I will reflect on Tuesday’s election with ROB JOHNSON of the INSTITUTE FOR NEW ECONOMIC THOUGHT and SHERLE SCHWENNINGER of NEW AMERICA FOUNDATION.
Asking things like: Who does the campaign and the result say we are as a nation or a culture? Where are we likely to go from here? What does the election mean — in the broadest sense: about money, politics, power, media, culture, parties, movements, as well as in relationship to Europe, China, the Middle East, and the rest of the world?
We’ll talk about the (ideal) (evolving) (actual) role of the United States in the unfolding global story.
I haven’t done a lot about the election on this show. I’ve been talking more about the foundational issues that underlie the situation we find ourselves in — an age of very imperfect politics, government, finance, and business. Our democracy and our governance are dominated by a handful of billionaires, and a number of multimillionaires and their corporations who do not share the interests of the larger society.
But In early September I read a piece by Tom Hayden at Truthout.com.

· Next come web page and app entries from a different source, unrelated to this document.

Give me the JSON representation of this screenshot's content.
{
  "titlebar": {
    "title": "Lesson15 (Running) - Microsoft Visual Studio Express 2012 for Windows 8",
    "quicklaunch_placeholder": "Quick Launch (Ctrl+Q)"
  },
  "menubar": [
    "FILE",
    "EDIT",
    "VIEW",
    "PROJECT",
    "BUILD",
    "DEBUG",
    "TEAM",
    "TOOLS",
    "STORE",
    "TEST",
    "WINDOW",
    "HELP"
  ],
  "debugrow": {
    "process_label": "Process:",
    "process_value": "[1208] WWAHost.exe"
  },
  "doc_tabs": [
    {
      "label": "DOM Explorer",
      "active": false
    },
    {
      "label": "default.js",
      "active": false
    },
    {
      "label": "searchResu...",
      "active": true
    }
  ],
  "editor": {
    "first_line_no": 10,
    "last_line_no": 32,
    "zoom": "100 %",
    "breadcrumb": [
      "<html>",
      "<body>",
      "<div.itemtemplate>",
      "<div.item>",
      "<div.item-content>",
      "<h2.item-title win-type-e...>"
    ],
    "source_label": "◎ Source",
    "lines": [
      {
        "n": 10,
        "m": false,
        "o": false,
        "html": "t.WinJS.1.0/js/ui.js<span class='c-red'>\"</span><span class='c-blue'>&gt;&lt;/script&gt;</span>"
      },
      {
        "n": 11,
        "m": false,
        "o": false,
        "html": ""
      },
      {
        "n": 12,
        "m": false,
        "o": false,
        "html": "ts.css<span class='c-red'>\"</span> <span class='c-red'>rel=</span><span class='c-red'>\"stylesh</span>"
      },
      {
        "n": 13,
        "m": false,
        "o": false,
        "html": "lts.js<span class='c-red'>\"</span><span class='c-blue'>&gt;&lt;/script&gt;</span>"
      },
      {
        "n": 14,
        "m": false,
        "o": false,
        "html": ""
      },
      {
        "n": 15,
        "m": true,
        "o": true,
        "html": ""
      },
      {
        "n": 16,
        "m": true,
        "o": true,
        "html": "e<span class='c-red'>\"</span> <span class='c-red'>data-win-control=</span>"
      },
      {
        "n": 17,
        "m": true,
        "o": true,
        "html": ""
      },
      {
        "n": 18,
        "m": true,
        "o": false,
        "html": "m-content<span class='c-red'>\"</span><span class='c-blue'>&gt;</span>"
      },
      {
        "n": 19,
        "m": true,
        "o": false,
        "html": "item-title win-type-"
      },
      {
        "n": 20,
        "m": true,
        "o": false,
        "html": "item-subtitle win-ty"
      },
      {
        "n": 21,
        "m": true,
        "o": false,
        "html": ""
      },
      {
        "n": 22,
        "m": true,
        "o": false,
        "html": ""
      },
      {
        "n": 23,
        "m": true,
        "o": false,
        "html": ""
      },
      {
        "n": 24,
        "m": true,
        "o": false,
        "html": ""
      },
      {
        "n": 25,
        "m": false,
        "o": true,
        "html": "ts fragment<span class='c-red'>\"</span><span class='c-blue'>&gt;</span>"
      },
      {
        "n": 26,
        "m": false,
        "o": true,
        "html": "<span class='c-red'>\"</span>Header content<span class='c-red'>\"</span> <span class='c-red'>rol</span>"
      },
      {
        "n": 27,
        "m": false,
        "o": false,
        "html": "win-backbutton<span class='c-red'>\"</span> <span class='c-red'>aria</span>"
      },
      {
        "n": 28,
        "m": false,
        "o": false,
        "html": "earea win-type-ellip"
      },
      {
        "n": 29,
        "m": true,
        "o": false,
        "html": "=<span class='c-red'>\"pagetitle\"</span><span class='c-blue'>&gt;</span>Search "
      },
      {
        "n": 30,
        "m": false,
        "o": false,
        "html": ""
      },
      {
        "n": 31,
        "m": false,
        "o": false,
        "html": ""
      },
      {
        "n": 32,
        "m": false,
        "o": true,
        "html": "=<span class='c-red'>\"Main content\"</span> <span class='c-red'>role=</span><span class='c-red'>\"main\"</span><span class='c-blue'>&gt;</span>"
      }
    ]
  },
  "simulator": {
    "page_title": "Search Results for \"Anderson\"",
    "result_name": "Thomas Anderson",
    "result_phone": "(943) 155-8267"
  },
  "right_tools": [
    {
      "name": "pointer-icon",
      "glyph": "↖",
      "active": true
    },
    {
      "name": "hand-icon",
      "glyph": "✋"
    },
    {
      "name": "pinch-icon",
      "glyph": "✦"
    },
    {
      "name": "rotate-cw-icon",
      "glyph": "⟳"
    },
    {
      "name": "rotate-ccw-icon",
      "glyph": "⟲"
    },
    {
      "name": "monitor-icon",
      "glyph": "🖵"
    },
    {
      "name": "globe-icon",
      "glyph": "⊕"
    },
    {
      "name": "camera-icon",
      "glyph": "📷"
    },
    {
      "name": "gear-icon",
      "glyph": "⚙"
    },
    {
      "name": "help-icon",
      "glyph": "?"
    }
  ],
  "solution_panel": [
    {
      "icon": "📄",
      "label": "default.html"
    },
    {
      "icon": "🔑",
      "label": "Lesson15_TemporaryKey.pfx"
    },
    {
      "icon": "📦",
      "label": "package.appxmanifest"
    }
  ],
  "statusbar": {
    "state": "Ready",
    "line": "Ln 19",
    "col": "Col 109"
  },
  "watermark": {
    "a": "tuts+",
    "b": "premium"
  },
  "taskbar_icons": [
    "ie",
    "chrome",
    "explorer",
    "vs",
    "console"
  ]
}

Over the next several days, it appeared all over the progressive blogosphere – Saving Obama, Saving Ourselves. I immediately contacted Tom to come on and talk about the election.
Among other things, he reminds us of the accomplishments of the first Obama administration in light of the actual political and economic circumstances he faced. He also looks at history of previous social movements. How did they interact with the political process in pursuit of their goals? And what did they gain and sacrifice in the process?
HAYDEN: “History will show that the first term was better than most progressives now think…By their nature, the achievements of social movements are lesser versions of original visions…If Obama loses, it will be unfair to blame the left, but they will be blamed nonetheless. As a consequence they will become more marginal, far less able to connect with the progressive constituencies and mass movements with vital stakes in Obama’s re-election.”
I've invited three people to begin a conversation with me about what's broken at the intersection of our society, our politics, and our economy, how it got broken, and how we can fix it.
ROB JOHNSON served as chief economist of the US Senate Banking Committee, was a Management DIrector at Soros Fund Management, and is now Executive Director of the Institute for New Economic Thinking (INET), funded by Soros to encourage and support a rethinking of the fundamentals of economics so that they take into account the role of human behavior including politics.
R J ESKOW, a former executive and consultant on matters of finance and information technology, to AIG, the World Bank and the State Department, is a prolific blogger at the Huffington Post and Campaign for America's Future.
DREW DELLINGER is a poet, teacher, activist and founder of Planetize the Movement. He is currently finishing his doctoral dissertation on the last years of Martin Luther King Jr., and co-wrote the documentary film, The Awakening Universe.
JANE D'ARISTA writes and lectures on economics and finance and is a Research Associate at the Political Economy Research Institute at the University of Massachusetts, Amherst. She served as a staff economist for the Banking and Commerce Committees of the U.S. House of Representatives, as a principal analyst in the international division of the Congressional Budget Office and has lectured in graduate programs at Boston University School of Law, the University of Massachusetts at Amherst, the University of Utah and the New School University. Her publications include a two-volume history of U.S. monetary policy and financial regulation.
Author, REBUILDING THE FRAMEWORK FOR FINANCIAL REGULATION
"...barely known among exalted policy-makers, ...progressive economists recognize the originality of her thinking..."
-- William Greider in "Fixing the Fed" (see below)
By William Greider, March 11, 2009, Nation
Congress and the Obama administration face an excruciating dilemma. To restore the crippled financial system, they are told, they must put up still more public money--hundreds of billions more--to rescue the largest banks and investment houses from failure. Even the dimmest politicians realize that this will further inflame the public's anger. People everywhere grasp that there is something morally wrong about bailing out the malefactors who caused this catastrophe. Yet we are told we have no choice. Unless taxpayers assume the losses for the largest financial institutions by buying their rotten assets, the banking industry will not resume normal lending and, therefore, the economy cannot recover.